Instructions for the task:
Look through the entries below and return all lines including the word "ceiling".

(Exercise material begins)

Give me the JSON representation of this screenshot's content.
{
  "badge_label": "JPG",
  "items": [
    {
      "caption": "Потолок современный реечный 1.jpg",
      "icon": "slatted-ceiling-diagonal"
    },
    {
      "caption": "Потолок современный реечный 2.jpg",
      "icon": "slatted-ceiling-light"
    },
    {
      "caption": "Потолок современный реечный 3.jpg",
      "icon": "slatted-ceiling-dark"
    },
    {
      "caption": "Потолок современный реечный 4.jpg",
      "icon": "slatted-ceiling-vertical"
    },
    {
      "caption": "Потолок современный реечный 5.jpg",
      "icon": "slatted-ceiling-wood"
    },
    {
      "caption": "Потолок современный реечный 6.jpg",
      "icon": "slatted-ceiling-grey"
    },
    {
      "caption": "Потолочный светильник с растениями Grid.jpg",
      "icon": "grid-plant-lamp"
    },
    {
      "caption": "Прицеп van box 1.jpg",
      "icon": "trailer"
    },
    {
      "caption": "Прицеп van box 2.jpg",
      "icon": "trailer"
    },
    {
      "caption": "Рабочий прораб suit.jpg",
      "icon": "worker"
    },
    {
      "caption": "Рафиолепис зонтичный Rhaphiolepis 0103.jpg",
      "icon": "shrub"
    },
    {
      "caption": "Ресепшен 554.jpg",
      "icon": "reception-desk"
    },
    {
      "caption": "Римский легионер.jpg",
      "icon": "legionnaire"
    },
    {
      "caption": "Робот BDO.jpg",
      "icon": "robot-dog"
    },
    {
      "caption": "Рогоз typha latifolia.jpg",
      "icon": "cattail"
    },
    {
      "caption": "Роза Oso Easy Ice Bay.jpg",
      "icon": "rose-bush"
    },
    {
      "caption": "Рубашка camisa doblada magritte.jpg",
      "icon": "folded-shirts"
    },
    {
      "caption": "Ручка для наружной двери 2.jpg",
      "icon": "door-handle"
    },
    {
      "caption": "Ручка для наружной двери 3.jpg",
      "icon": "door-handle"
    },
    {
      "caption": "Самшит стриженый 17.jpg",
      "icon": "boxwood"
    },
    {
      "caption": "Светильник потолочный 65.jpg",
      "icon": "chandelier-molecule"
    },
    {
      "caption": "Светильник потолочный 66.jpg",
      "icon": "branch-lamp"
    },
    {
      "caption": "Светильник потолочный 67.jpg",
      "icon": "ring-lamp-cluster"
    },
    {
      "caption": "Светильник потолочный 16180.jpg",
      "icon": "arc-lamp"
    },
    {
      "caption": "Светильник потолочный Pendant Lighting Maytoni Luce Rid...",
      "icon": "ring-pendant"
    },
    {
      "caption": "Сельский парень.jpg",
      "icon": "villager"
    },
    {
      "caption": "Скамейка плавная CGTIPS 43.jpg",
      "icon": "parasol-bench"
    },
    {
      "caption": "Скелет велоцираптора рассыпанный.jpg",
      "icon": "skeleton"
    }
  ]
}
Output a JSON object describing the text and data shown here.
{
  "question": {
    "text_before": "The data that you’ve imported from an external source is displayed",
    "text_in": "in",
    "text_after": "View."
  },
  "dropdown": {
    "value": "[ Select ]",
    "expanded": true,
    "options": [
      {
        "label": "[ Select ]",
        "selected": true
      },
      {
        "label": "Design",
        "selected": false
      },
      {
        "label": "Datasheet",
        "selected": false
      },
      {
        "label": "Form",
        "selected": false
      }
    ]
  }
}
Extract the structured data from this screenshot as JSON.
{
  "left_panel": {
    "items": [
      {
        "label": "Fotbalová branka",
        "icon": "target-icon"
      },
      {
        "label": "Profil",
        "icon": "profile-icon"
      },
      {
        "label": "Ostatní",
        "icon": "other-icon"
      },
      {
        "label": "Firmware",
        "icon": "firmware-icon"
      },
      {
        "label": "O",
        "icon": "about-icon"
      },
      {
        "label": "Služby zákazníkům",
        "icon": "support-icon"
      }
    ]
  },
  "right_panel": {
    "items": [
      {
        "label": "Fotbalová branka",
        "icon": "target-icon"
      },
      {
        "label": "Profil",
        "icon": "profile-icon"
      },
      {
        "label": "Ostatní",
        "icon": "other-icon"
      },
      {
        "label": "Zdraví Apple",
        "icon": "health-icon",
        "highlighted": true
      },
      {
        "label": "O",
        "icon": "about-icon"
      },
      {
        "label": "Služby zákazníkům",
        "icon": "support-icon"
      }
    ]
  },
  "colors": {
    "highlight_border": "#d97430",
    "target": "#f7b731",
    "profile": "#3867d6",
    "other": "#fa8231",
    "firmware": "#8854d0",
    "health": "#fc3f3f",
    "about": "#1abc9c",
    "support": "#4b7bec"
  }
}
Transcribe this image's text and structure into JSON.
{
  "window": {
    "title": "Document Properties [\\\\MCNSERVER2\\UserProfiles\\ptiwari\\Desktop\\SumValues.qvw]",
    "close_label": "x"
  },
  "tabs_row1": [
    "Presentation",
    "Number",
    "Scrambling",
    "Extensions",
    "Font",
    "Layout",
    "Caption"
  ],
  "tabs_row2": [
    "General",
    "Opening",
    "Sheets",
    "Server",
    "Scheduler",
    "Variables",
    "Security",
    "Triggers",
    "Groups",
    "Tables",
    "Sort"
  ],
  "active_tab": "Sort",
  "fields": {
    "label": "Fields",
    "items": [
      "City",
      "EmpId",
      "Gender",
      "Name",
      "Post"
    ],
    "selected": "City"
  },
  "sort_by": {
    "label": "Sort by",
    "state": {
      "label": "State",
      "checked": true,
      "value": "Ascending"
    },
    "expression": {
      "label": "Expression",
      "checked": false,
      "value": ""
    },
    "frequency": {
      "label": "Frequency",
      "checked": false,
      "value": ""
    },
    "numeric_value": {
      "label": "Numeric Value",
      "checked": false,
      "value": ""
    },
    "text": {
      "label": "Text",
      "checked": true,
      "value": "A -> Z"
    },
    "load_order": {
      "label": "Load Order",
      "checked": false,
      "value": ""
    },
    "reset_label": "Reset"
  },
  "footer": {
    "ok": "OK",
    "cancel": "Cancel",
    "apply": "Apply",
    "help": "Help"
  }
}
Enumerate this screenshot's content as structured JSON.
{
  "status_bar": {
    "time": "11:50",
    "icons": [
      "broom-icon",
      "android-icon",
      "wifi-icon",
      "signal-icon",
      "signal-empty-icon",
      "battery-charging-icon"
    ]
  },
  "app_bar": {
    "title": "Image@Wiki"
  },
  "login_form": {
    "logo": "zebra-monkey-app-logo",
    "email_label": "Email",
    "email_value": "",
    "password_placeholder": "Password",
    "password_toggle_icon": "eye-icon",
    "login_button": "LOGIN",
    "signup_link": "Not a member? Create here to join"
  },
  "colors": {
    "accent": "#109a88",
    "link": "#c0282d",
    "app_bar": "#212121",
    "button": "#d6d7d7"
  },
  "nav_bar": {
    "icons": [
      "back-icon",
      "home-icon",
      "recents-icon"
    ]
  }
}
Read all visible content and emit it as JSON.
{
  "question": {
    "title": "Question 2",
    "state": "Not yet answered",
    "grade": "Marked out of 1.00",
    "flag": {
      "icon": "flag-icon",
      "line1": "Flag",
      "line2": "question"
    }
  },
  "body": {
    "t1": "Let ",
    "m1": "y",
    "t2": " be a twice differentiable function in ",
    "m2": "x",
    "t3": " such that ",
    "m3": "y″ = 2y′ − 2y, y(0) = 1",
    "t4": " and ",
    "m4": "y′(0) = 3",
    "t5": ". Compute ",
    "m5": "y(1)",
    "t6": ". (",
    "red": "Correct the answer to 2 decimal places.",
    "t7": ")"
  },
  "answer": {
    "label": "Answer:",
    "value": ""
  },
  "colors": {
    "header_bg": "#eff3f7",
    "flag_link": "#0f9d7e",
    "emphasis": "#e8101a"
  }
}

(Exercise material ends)

Output below:
      "icon": "slatted-ceiling-diagonal"
      "icon": "slatted-ceiling-light"
      "icon": "slatted-ceiling-dark"
      "icon": "slatted-ceiling-vertical"
      "icon": "slatted-ceiling-wood"
      "icon": "slatted-ceiling-grey"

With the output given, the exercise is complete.